EXERCISE DETAILS
Copy the data precisely, character for character, and leave out every picture.
*** Opening EXTRACTED DATA ***
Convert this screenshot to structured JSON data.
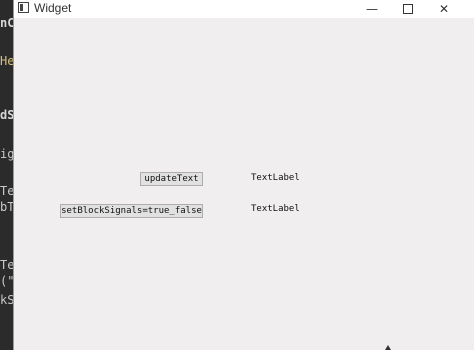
{
  "background_editor": {
    "fragments": [
      "nC",
      "He",
      "dS",
      "ig",
      "Te",
      "bT",
      "Te",
      "(\"",
      "kS"
    ]
  },
  "window": {
    "title": "Widget",
    "controls": {
      "minimize": "—",
      "close": "✕"
    }
  },
  "content": {
    "update_button_label": "updateText",
    "block_signals_button_label": "setBlockSignals=true_false",
    "label1_text": "TextLabel",
    "label2_text": "TextLabel"
  }
}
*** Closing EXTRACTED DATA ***
ANSWER TO THE PROBLEM
Convert this screenshot to structured JSON data.
{
  "background_editor": {
    "fragments": [
      "nC",
      "He",
      "dS",
      "ig",
      "Te",
      "bT",
      "Te",
      "(\"",
      "kS"
    ]
  },
  "window": {
    "title": "Widget",
    "controls": {
      "minimize": "—",
      "close": "✕"
    }
  },
  "content": {
    "update_button_label": "updateText",
    "block_signals_button_label": "setBlockSignals=true_false",
    "label1_text": "TextLabel",
    "label2_text": "TextLabel"
  }
}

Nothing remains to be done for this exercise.